Run by Naples native Giuseppe “Peppe” Errichiello, the restaurant’s signature pizza is the Don Salvo, which is shaped like an eight-pointed star instead of your classic round pie. The center is essentially a margherita with a sprinkling of extra Parmesan, but the magic lies in the points of the crust, which are stuffed with ricotta and spicy Italian sausage.
The selection of antipasti gives depth to the menu (the bruschetta plate is particularly good), and the tiramisu is abundant and delicious. The restaurant is usually packed with regulars, so reservations are necessary on any normal night.
Pizzeria e Trattoria da Isa
Da Isa is the top-ranked pizza shop in Tokyo on Tabelog, and had a pre-pandemic queue for seats to match. The shop is the child of Hisanori Yamamoto, and when it opened in 2010 it was the talk of the town; in the late 2000s, Yamamoto won the World Pizza Championship in Naples three years running.
Where many of the menus at Tokyo’s pizza shops are more limited, da Isa lists almost 30 pizzas on its menu, ranging from the humble margherita to my favorite, the capricciosa, which comes garnished with sliced artichoke hearts.
Located on the main boulevard running away from Nakameguro Station, the location is great, too, and on warm nights staff open up the shop front so that it spills out on the street beneath the yellow-and-white striped awning. Che storia!
Aobadai 1-28-9, Meguro-ku 153-0042; takeout available for lunch or dinner via phone reservation or at the store; da-isa.jp
I heard legends of Pizza Studio Tamaki within days of arriving in Tokyo, but I didn’t actually visit until its Roppongi branch began serving a tomato kakigōri (shaved ice) pizza — its monthly special last August. The restaurant’s reputation preceded it, yet the novelty of that pizza is what finally drew me through the doors.
How glad I am that it did. This paper has already called PST a challenger for the title of Tokyo’s best pizza, and there’s no hyperbole to that. What sounded like a gimmick ended up being one of the best pizzas I’ve ever eaten, hands down.
The rest of the menu maintains the same quality, even if the toppings are more conventional. The Tamaki is a variant of the margherita that boasts smoked mozzarella, cherry tomatoes and pecorino, and the Diavola is wonderfully piquant, just the right number of Scovilles shy of too hot.
There are two branches of PST, but the Roppongi one is where owner Tsubasa Tamaki seems to spend most of his time nowadays.
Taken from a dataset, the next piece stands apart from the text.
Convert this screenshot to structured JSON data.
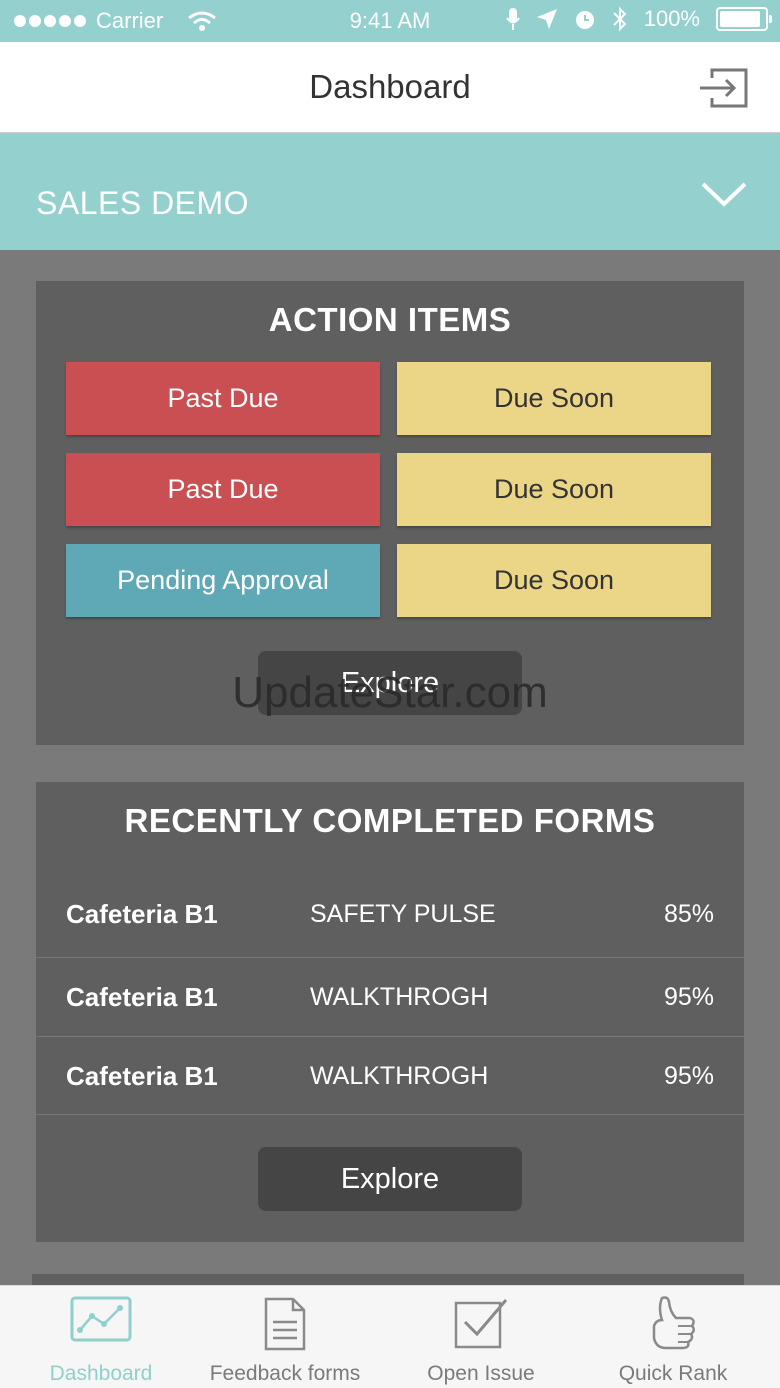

The menu, top to bottom, is quality and the pizza is something to remember.
Locations in Roppongi and Higashiazabu; takeout options will be available shortly at both locations; pst-tk2-ad.com
Not on the main list, but looming large behind many of Tokyo’s best pizzerias, is Savoy, another restaurant serving up fine Neapolitan pizzas, and where PST’s Tamaki learned the ropes. Yet another progeny of Savoy is Shogo Yamaguchi, who trained at its Azabujuban branch before opening Frey’s Famous Pizzeria in the shadow of Roppongi’s Tokyo Midtown. The pizzas here are a little on the small side, so go for lunch, when the menu is a better value for money. However, arguably the most important restaurant to come out of Savoy is run by its founder Susumu Kakinuma, who reopened its original branch as Seirinkan, a truly excellent pizzeria in Nakameguro. If, after all this, you’re craving something heavier on the toppings, head to Pizzakaya, which serves Californian-style pizza (also with gluten-free options) in a diner setting with a selection of craft beers from the U.S.